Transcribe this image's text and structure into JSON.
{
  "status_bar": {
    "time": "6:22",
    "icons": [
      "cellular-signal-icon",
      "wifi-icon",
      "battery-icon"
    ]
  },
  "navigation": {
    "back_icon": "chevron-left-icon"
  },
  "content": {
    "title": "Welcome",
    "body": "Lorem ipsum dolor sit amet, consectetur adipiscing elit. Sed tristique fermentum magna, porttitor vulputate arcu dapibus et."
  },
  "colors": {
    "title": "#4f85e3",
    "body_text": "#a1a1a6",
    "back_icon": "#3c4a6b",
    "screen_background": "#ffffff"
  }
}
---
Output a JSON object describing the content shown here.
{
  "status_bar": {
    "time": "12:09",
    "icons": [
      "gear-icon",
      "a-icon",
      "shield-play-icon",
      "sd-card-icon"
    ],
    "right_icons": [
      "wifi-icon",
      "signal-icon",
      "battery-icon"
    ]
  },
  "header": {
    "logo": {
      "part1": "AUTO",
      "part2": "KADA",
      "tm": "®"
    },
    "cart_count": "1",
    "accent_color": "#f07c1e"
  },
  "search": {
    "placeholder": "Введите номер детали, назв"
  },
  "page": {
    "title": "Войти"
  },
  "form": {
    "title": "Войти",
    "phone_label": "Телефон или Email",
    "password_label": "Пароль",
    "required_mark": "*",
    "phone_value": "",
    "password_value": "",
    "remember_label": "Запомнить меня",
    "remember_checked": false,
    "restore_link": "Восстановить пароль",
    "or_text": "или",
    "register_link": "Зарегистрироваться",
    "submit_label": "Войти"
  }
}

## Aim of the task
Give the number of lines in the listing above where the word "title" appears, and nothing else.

## Task answer
4